If you have taken a liking to Korea’s national alcoholic drink, Soju, you may find that prices have increased dramatically in the country with HiteJunro, South Korea’s largest soju maker, increasing both its soju and beer products by almost 10 percent recently. If you feel the steep price increase is just too much to bear, maybe resist the urge to buy soju for family and friends when in Seoul and take solace in a well-crafted soju cocktail like those found at the Four Seasons Hotel in Seoul. Boasting more than eight restaurants and bars, the OUL cocktail bar is the place for whiskies, vodka, and soju. Sikhye is my favorite cocktail from OUL, with craft soju, pumpkin cordial, clarified milk, and chai tea, but order any cocktail at this swanky bar, and you won’t be disappointed.
Korean Kimchi and Noodles
Not only are Koreans feeling the pinch on soju, but supermarkets across the country are steadily increasing prices for many household staples like glass noodles to make japchae, seaweed, and even their national food: Kimchi.
There are two reasons for the increase: cabbage prices are hitting new record numbers, and more foreign made kimchi are being imported into the country, driving up the prices of locally-made kimchi. The best and only way to digest this problem is to eat more kimchi and warm up with a hot bowl of noodles like those found at Restaurant Zest in Conrad Hotel Seoul, where the kimchi and noodles dishes are all made in-house.
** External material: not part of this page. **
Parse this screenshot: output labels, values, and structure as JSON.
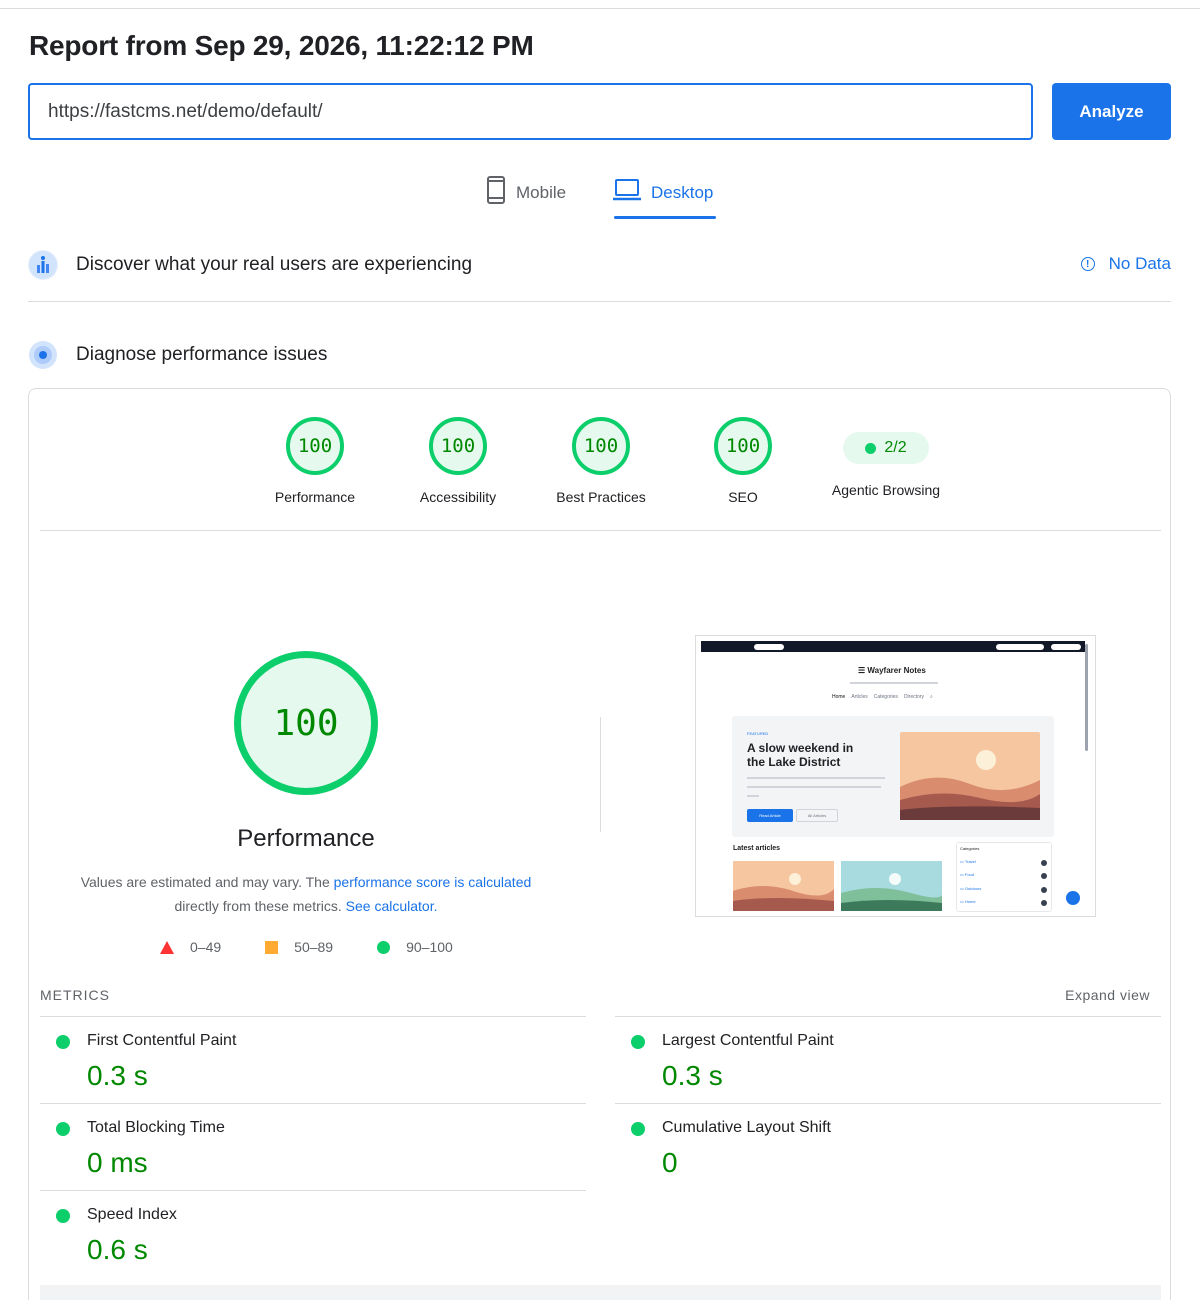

On the island of Crete, Greece’s largest island, thousands of olive groves line the coastal villages for the most picturesque vacation on the Mediterranean you can imagine, but while the island is known for its resort-style living, it is also home to one of the most prized ingredients on the Med: olive oil. Family-run businesses have been battling a lot lately because of difficult weather conditions, resulting in low-yielding trees.
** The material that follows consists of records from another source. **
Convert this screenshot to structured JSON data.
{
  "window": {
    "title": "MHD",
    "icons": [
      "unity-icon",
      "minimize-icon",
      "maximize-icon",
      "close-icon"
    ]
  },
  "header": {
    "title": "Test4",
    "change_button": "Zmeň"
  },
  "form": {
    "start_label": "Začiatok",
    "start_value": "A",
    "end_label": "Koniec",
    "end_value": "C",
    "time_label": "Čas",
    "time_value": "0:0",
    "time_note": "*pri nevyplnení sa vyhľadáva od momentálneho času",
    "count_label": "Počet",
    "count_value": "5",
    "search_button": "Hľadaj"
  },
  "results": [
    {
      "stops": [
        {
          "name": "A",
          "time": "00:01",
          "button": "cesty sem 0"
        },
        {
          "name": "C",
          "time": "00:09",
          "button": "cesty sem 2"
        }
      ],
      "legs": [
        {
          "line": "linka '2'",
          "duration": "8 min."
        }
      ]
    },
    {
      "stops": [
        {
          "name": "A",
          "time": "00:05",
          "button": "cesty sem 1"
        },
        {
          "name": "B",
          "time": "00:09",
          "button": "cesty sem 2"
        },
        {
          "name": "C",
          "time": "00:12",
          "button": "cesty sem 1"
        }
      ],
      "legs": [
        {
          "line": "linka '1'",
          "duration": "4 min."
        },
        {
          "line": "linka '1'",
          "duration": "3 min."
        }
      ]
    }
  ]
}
The tiny fruits have not produced as much olive oil as they used to, which means jarred olives have increased in price, too. Buying directly from local farmers like Mourello will help the industry, and visiting restaurants like Bacchus of Minos Beach Art Hotel, where chef Poppy works directly with local olive oil producers, will help the industry get back on its feet. If you can’t buy directly from small-family producers in Greece, California has exceptional olive oil producers like Ancient Olive Trees in Marin County.
Sri Lankan Tea
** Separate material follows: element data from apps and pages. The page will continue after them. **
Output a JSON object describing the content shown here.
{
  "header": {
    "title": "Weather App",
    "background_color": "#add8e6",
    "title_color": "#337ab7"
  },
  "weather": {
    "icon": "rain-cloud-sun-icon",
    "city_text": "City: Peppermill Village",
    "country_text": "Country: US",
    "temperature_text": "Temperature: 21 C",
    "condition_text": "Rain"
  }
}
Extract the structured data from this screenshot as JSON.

Tea prices are set to increase in parts of Asia, with many things causing the rise in prices.
Tea farmers are facing difficult situations. They are forced to raise prices because consumers are no longer interested in drinking tea, and climate change is causing bad weather conditions that have affected tea yields. What better way to support local farmers in Sri Lanka and greater Asia than to buy tea from family-run businesses like Dilmah Tea.
Indonesian Sambal and Singaporean Chili Paste
If you love spicy food and have always returned from SouthEast Asia wanting to replicate the delicious sambal you tasted there–it might be harder to do so now as a budget traveler with increased prices set to rise for jarred chili pastes in Singapore, Vietnam, Thailand, and Indonesia.